(Entries from a dataset of interfaces)
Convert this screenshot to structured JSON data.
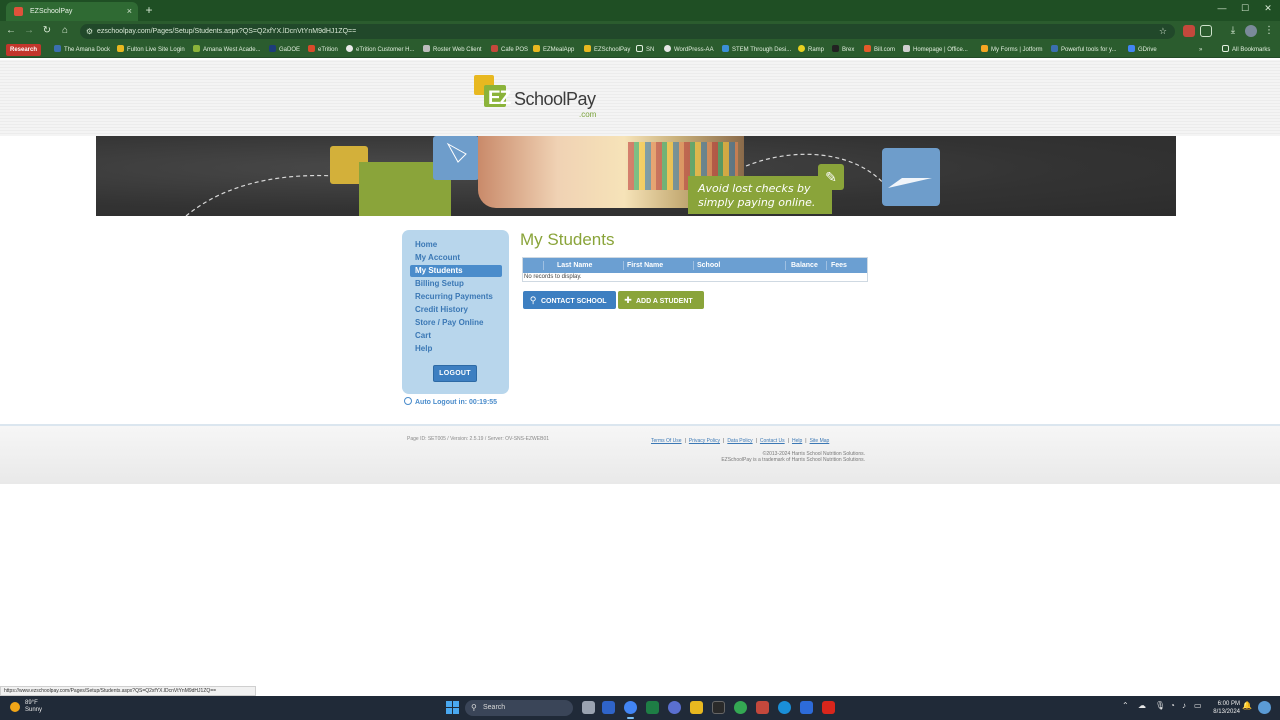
{
  "browser": {
    "tab_title": "EZSchoolPay",
    "tab_close": "×",
    "new_tab": "+",
    "url": "ezschoolpay.com/Pages/Setup/Students.aspx?QS=Q2xfYX.lDcnVtYnM9dHJ1ZQ==",
    "bookmarks": [
      "Research",
      "The Amana Dock",
      "Fulton Live Site Login",
      "Amana West Acade...",
      "GaDOE",
      "eTrition",
      "eTrition Customer H...",
      "Roster Web Client",
      "Cafe POS",
      "EZMealApp",
      "EZSchoolPay",
      "SN",
      "WordPress-AA",
      "STEM Through Desi...",
      "Ramp",
      "Brex",
      "Bill.com",
      "Homepage | Office...",
      "My Forms | Jotform",
      "Powerful tools for y...",
      "GDrive"
    ],
    "all_bookmarks": "All Bookmarks",
    "more_bookmarks": "»",
    "status_url": "https://www.ezschoolpay.com/Pages/Setup/Students.aspx?QS=Q2xfYX.lDcnVtYnM9dHJ1ZQ=="
  },
  "logo": {
    "ez": "EZ",
    "name": "SchoolPay",
    "tld": ".com"
  },
  "banner": {
    "tagline_1": "Avoid lost checks by",
    "tagline_2": "simply paying online."
  },
  "sidebar": {
    "items": [
      {
        "label": "Home"
      },
      {
        "label": "My Account"
      },
      {
        "label": "My Students"
      },
      {
        "label": "Billing Setup"
      },
      {
        "label": "Recurring Payments"
      },
      {
        "label": "Credit History"
      },
      {
        "label": "Store / Pay Online"
      },
      {
        "label": "Cart"
      },
      {
        "label": "Help"
      }
    ],
    "active_index": 2,
    "logout_label": "LOGOUT",
    "auto_logout": "Auto Logout in: 00:19:55"
  },
  "main": {
    "title": "My Students",
    "columns": [
      "Last Name",
      "First Name",
      "School",
      "Balance",
      "Fees"
    ],
    "empty_text": "No records to display.",
    "contact_label": "CONTACT SCHOOL",
    "add_label": "ADD A STUDENT"
  },
  "footer": {
    "page_id": "Page ID: SET005 / Version: 2.5.19 / Server: OV-SNS-EZWEB01",
    "links": [
      "Terms Of Use",
      "Privacy Policy",
      "Data Policy",
      "Contact Us",
      "Help",
      "Site Map"
    ],
    "copyright_1": "©2013-2024 Harris School Nutrition Solutions.",
    "copyright_2": "EZSchoolPay is a trademark of Harris School Nutrition Solutions."
  },
  "taskbar": {
    "temp": "89°F",
    "weather": "Sunny",
    "search": "Search",
    "time": "6:00 PM",
    "date": "8/13/2024"
  },
  "colors": {
    "brand_green": "#8aa43a",
    "brand_blue": "#3d7fc1",
    "sidebar_bg": "#b8d6ec",
    "browser_green": "#2b5c2e"
  }
}
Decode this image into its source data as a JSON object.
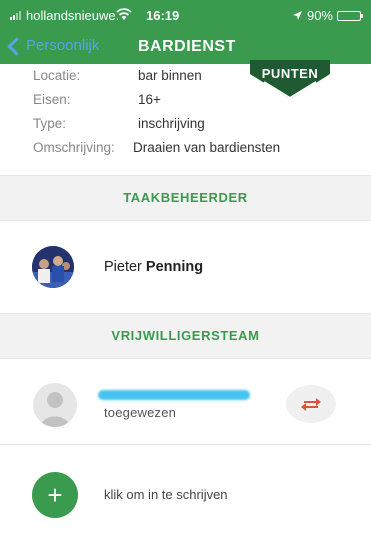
{
  "status_bar": {
    "carrier": "hollandsnieuwe.",
    "time": "16:19",
    "battery": "90%",
    "battery_level": 0.9
  },
  "nav": {
    "back_label": "Persoonlijk",
    "title": "BARDIENST"
  },
  "badge": {
    "label": "PUNTEN"
  },
  "details": [
    {
      "label": "Locatie:",
      "value": "bar binnen"
    },
    {
      "label": "Eisen:",
      "value": "16+"
    },
    {
      "label": "Type:",
      "value": "inschrijving"
    },
    {
      "label": "Omschrijving:",
      "value": "Draaien van bardiensten"
    }
  ],
  "manager": {
    "header": "TAAKBEHEERDER",
    "first_name": "Pieter",
    "last_name": "Penning"
  },
  "team": {
    "header": "VRIJWILLIGERSTEAM",
    "assigned_label": "toegewezen",
    "signup_label": "klik om in te schrijven",
    "add_symbol": "+"
  },
  "colors": {
    "accent": "#3a9a4e",
    "back_link": "#5aa3e8",
    "swap_icon": "#d9553e"
  },
  "icons": {
    "back": "chevron-left-icon",
    "swap": "swap-arrows-icon",
    "add": "plus-icon",
    "placeholder": "person-placeholder-icon"
  }
}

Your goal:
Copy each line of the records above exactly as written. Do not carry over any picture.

Problem solution:
Convert this screenshot to structured JSON data.
{
  "browser": {
    "tab_title": "EZSchoolPay",
    "tab_close": "×",
    "new_tab": "+",
    "url": "ezschoolpay.com/Pages/Setup/Students.aspx?QS=Q2xfYX.lDcnVtYnM9dHJ1ZQ==",
    "bookmarks": [
      "Research",
      "The Amana Dock",
      "Fulton Live Site Login",
      "Amana West Acade...",
      "GaDOE",
      "eTrition",
      "eTrition Customer H...",
      "Roster Web Client",
      "Cafe POS",
      "EZMealApp",
      "EZSchoolPay",
      "SN",
      "WordPress-AA",
      "STEM Through Desi...",
      "Ramp",
      "Brex",
      "Bill.com",
      "Homepage | Office...",
      "My Forms | Jotform",
      "Powerful tools for y...",
      "GDrive"
    ],
    "all_bookmarks": "All Bookmarks",
    "more_bookmarks": "»",
    "status_url": "https://www.ezschoolpay.com/Pages/Setup/Students.aspx?QS=Q2xfYX.lDcnVtYnM9dHJ1ZQ=="
  },
  "logo": {
    "ez": "EZ",
    "name": "SchoolPay",
    "tld": ".com"
  },
  "banner": {
    "tagline_1": "Avoid lost checks by",
    "tagline_2": "simply paying online."
  },
  "sidebar": {
    "items": [
      {
        "label": "Home"
      },
      {
        "label": "My Account"
      },
      {
        "label": "My Students"
      },
      {
        "label": "Billing Setup"
      },
      {
        "label": "Recurring Payments"
      },
      {
        "label": "Credit History"
      },
      {
        "label": "Store / Pay Online"
      },
      {
        "label": "Cart"
      },
      {
        "label": "Help"
      }
    ],
    "active_index": 2,
    "logout_label": "LOGOUT",
    "auto_logout": "Auto Logout in: 00:19:55"
  },
  "main": {
    "title": "My Students",
    "columns": [
      "Last Name",
      "First Name",
      "School",
      "Balance",
      "Fees"
    ],
    "empty_text": "No records to display.",
    "contact_label": "CONTACT SCHOOL",
    "add_label": "ADD A STUDENT"
  },
  "footer": {
    "page_id": "Page ID: SET005 / Version: 2.5.19 / Server: OV-SNS-EZWEB01",
    "links": [
      "Terms Of Use",
      "Privacy Policy",
      "Data Policy",
      "Contact Us",
      "Help",
      "Site Map"
    ],
    "copyright_1": "©2013-2024 Harris School Nutrition Solutions.",
    "copyright_2": "EZSchoolPay is a trademark of Harris School Nutrition Solutions."
  },
  "taskbar": {
    "temp": "89°F",
    "weather": "Sunny",
    "search": "Search",
    "time": "6:00 PM",
    "date": "8/13/2024"
  },
  "colors": {
    "brand_green": "#8aa43a",
    "brand_blue": "#3d7fc1",
    "sidebar_bg": "#b8d6ec",
    "browser_green": "#2b5c2e"
  }
}
Decode this image into its source data as a JSON object.
{
  "status_bar": {
    "carrier": "hollandsnieuwe.",
    "time": "16:19",
    "battery": "90%",
    "battery_level": 0.9
  },
  "nav": {
    "back_label": "Persoonlijk",
    "title": "BARDIENST"
  },
  "badge": {
    "label": "PUNTEN"
  },
  "details": [
    {
      "label": "Locatie:",
      "value": "bar binnen"
    },
    {
      "label": "Eisen:",
      "value": "16+"
    },
    {
      "label": "Type:",
      "value": "inschrijving"
    },
    {
      "label": "Omschrijving:",
      "value": "Draaien van bardiensten"
    }
  ],
  "manager": {
    "header": "TAAKBEHEERDER",
    "first_name": "Pieter",
    "last_name": "Penning"
  },
  "team": {
    "header": "VRIJWILLIGERSTEAM",
    "assigned_label": "toegewezen",
    "signup_label": "klik om in te schrijven",
    "add_symbol": "+"
  },
  "colors": {
    "accent": "#3a9a4e",
    "back_link": "#5aa3e8",
    "swap_icon": "#d9553e"
  },
  "icons": {
    "back": "chevron-left-icon",
    "swap": "swap-arrows-icon",
    "add": "plus-icon",
    "placeholder": "person-placeholder-icon"
  }
}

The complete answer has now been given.